_Exercise details_. Where in the records does the word "Maintenance" appear? Copy each line that holds it.
*** Opening Information shown ***
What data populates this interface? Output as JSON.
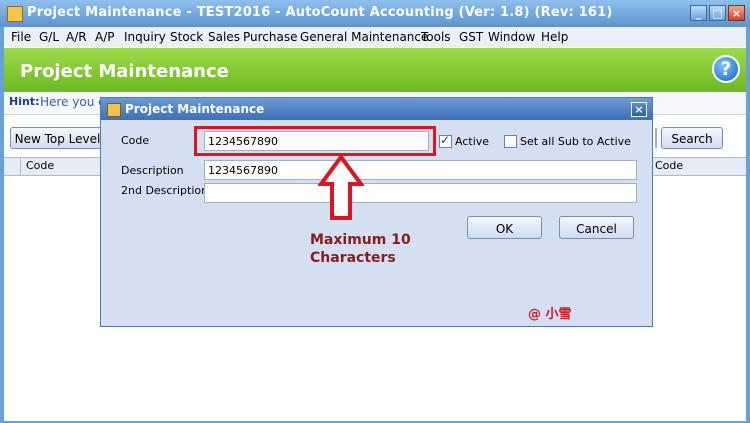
{
  "window": {
    "title": "Project Maintenance - TEST2016 - AutoCount Accounting (Ver: 1.8) (Rev: 161)",
    "controls": [
      "_",
      "□",
      "×"
    ]
  },
  "menu": [
    "File",
    "G/L",
    "A/R",
    "A/P",
    "Inquiry",
    "Stock",
    "Sales",
    "Purchase",
    "General Maintenance",
    "Tools",
    "GST",
    "Window",
    "Help"
  ],
  "header": {
    "title": "Project Maintenance",
    "help_glyph": "?"
  },
  "hint": {
    "label": "Hint:",
    "text": "Here you c"
  },
  "toolbar": {
    "new_top_level": "New Top Level",
    "search": "Search"
  },
  "grid": {
    "col_code": "Code",
    "col_right": "Code"
  },
  "dialog": {
    "title": "Project Maintenance",
    "close_glyph": "×",
    "code_label": "Code",
    "code_value": "1234567890",
    "active_label": "Active",
    "active_checked": true,
    "sub_active_label": "Set all Sub to Active",
    "sub_active_checked": false,
    "description_label": "Description",
    "description_value": "1234567890",
    "description2_label": "2nd Description",
    "description2_value": "",
    "ok_label": "OK",
    "cancel_label": "Cancel"
  },
  "annotation": {
    "line1": "Maximum 10",
    "line2": "Characters",
    "watermark": "@ 小雪"
  },
  "colors": {
    "header_green": "#7fc631",
    "highlight_red": "#e0141e",
    "annotation_text": "#8a1b1b"
  }
}
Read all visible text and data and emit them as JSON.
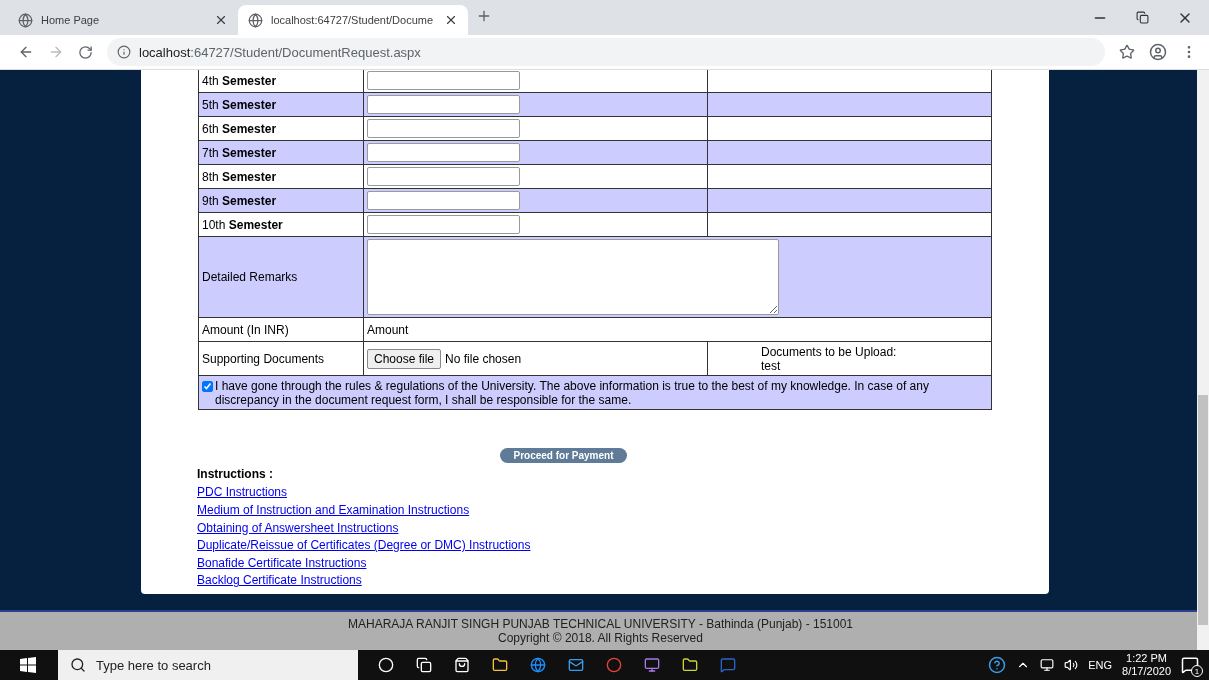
{
  "browser": {
    "tabs": [
      {
        "title": "Home Page",
        "selected": false
      },
      {
        "title": "localhost:64727/Student/Docume",
        "selected": true
      }
    ],
    "address": {
      "host": "localhost",
      "rest": ":64727/Student/DocumentRequest.aspx"
    }
  },
  "form": {
    "semesters": [
      {
        "label": "4th **Semester**"
      },
      {
        "label": "5th **Semester**"
      },
      {
        "label": "6th **Semester**"
      },
      {
        "label": "7th **Semester**"
      },
      {
        "label": "8th **Semester**"
      },
      {
        "label": "9th **Semester**"
      },
      {
        "label": "10th **Semester**"
      }
    ],
    "remarks_label": "Detailed Remarks",
    "amount_label": "Amount (In INR)",
    "amount_value": "Amount",
    "documents_label": "Supporting Documents",
    "file_button": "Choose file",
    "file_status": "No file chosen",
    "documents_note": "Documents to be Upload:",
    "documents_value": "test",
    "declaration": {
      "checked": true,
      "text": "I have gone through the rules & regulations of the University. The above information is true to the best of my knowledge. In case of any discrepancy in the document request form, I shall be responsible for the same."
    },
    "submit": "Proceed for Payment"
  },
  "instructions": {
    "heading": "Instructions :",
    "links": [
      "PDC Instructions",
      "Medium of Instruction and Examination Instructions",
      "Obtaining of Answersheet Instructions",
      "Duplicate/Reissue of Certificates (Degree or DMC) Instructions",
      "Bonafide Certificate Instructions",
      "Backlog Certificate Instructions"
    ]
  },
  "footer": {
    "line1": "MAHARAJA RANJIT SINGH PUNJAB TECHNICAL UNIVERSITY - Bathinda (Punjab) - 151001",
    "line2": "Copyright © 2018. All Rights Reserved"
  },
  "taskbar": {
    "search_placeholder": "Type here to search",
    "language": "ENG",
    "time": "1:22 PM",
    "date": "8/17/2020",
    "notification_count": "1"
  }
}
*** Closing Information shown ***
_Task response_.
    "title": "Project Maintenance - TEST2016 - AutoCount Accounting (Ver: 1.8) (Rev: 161)",
    "General Maintenance",
    "title": "Project Maintenance",
    "title": "Project Maintenance",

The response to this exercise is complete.